Ovid’s Never-Ending Metamorphoses

Wayne L. Rupp, Jr.

Tristia I.vii contains Ovid’s own commentary on the Metamorphoses in which he states that he was unable to finish the poem because of his exile by Augustus.  This is not the only place in which Ovid laments the unfinished state of the Metamorphoses.  Tristia II.63 reads “Inspice maius opus, quod adhuc sine fine reliqui.”   Scholars have noted that this may be interpreted as a reference to the poetic career of Vergil, who reportedly never had chance to add his finishing touches to the Aeneid and wished that it be burned instead of published.  Ovid wished the same fate for the Metamorphoses at Tristia I.vii.15-6 and III.xiv.19-23.  There is no doubt that Ovid sought to compare himself to the greatest poet of Rome, but I believe there is yet another interpretation of these lines, which is hinted at by various episodes in the Metamorphoses itself, including the speech of Pythagoras in Book XV.  The Metamorphoses, as a collection of bodies changed into new forms, can never end and never be truly finished; Ovid is joking with his readers and any claims of a finished draft of the poem are riddled with irony.

In this paper, I will examine previous scholarship that has dealt with the end of the Metamorphoses, the notion of the Metamorphoses as “carmen perpetuum,” and Pythagoras’ speech in Metamorphoses Bk. 15 such as G. Davis’ “The Problem of Closure in a Carmen Perpetuum” and P. Hardie’s “The Speech of Pythagoras in Ovid Metamorphoses 15:  Empedoclean Epos.”  I will also use Ovid’s poetry, in particular the Metamorphoses itself, to support my notion of Ovid’s inability to bring his “greater work” to a conclusion and to serve as demonstrations of Ovid’s wry sense of humor.

Back to the Meeting Program
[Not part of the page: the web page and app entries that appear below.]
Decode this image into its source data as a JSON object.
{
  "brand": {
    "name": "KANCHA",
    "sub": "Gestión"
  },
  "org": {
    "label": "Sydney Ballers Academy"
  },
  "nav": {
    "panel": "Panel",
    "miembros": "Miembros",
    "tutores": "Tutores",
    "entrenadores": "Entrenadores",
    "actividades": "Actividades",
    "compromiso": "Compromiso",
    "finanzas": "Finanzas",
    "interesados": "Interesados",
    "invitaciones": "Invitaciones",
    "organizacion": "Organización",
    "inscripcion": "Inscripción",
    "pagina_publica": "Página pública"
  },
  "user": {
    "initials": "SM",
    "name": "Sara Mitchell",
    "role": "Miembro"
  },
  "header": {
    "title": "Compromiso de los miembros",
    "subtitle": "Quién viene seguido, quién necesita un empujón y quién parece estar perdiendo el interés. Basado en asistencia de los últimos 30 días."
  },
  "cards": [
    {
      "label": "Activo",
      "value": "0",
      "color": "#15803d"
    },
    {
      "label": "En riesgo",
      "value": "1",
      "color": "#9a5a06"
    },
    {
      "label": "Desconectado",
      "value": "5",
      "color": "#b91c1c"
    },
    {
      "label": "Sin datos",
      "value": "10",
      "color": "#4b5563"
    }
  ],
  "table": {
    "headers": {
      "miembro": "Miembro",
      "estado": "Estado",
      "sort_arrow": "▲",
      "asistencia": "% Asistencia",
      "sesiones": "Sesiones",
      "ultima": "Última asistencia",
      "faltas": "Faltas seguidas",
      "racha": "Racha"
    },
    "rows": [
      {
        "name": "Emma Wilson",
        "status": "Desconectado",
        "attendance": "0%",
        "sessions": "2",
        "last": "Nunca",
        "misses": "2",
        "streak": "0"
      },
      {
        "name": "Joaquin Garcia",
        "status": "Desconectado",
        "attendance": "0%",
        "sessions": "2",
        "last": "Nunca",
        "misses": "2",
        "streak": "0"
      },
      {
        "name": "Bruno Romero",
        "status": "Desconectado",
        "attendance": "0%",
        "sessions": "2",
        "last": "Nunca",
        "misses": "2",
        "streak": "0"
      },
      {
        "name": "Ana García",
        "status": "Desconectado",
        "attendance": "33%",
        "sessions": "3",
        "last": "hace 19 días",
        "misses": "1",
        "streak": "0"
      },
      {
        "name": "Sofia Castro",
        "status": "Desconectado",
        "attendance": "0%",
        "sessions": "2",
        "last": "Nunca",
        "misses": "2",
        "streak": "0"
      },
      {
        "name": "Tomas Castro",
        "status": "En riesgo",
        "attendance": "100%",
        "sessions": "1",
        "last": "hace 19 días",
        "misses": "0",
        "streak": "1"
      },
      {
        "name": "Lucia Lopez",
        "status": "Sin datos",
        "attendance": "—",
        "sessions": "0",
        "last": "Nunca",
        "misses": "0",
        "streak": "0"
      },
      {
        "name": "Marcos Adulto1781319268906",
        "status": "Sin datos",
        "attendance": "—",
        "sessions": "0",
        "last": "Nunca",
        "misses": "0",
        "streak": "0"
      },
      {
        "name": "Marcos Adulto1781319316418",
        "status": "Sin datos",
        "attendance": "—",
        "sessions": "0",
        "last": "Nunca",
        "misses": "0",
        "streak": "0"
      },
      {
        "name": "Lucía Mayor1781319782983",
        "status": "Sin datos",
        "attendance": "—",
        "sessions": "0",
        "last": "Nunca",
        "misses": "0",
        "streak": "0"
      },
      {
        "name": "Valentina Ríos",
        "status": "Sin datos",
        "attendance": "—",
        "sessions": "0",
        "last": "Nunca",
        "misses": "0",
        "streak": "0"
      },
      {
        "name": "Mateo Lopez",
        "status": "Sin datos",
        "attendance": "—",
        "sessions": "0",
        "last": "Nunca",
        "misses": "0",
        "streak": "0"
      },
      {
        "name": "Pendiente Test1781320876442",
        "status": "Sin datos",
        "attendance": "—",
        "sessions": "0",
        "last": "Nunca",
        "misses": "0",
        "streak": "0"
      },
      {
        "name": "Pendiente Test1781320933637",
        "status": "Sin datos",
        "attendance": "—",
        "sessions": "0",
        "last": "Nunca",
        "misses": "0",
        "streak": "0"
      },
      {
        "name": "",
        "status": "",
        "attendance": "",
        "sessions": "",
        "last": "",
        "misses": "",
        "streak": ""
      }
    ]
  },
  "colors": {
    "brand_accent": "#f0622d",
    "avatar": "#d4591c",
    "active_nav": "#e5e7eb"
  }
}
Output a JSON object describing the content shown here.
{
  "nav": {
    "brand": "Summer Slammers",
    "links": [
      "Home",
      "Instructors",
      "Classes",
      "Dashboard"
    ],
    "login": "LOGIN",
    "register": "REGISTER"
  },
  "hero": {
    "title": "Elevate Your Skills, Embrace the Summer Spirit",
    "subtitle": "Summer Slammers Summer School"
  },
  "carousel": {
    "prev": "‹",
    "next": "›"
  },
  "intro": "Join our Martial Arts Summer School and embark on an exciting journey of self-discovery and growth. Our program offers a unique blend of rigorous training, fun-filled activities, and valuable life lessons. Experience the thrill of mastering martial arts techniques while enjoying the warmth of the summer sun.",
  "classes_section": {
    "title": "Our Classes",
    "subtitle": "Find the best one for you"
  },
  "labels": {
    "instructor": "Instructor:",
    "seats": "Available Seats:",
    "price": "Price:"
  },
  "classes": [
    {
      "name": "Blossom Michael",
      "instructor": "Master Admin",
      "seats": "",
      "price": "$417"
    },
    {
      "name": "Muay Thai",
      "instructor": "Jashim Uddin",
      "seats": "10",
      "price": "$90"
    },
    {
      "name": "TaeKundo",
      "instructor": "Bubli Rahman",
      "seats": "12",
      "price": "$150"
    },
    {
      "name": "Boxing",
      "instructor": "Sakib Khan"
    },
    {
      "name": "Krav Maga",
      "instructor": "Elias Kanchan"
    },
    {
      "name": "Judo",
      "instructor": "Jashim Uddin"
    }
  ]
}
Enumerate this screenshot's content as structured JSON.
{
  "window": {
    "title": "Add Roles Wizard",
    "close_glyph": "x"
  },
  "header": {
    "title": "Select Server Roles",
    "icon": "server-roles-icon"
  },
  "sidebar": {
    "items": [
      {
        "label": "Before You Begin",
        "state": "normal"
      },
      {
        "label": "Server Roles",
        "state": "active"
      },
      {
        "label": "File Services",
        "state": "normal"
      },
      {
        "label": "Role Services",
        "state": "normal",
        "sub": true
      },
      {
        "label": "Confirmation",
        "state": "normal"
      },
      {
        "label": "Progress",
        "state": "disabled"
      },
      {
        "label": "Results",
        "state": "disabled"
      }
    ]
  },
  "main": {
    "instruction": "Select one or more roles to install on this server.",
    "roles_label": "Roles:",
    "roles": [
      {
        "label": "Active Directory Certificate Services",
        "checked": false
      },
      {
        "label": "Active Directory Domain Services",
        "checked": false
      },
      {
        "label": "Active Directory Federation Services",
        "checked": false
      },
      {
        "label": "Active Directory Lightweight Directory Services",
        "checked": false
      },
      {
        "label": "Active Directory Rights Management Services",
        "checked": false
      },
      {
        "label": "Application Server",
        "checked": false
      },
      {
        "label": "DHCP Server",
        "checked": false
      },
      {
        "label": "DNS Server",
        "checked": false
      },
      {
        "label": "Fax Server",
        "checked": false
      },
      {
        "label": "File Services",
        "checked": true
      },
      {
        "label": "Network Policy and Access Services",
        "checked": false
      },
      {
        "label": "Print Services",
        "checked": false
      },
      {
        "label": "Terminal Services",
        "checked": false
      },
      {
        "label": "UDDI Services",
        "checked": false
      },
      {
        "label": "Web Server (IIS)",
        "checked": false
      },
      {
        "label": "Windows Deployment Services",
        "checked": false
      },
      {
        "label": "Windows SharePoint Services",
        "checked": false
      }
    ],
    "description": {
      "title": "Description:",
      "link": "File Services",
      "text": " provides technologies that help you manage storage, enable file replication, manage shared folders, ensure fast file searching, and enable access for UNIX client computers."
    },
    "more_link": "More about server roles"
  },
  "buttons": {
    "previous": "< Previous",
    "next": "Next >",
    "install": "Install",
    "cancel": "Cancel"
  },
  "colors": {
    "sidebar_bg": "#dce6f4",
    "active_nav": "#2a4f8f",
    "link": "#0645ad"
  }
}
[Home] [ About] [Awards and Scholarships] [Classical Journal] [Committees & Officers]
[Contacts & Email Directory
] [Links] [Meetings] [Membership] [News]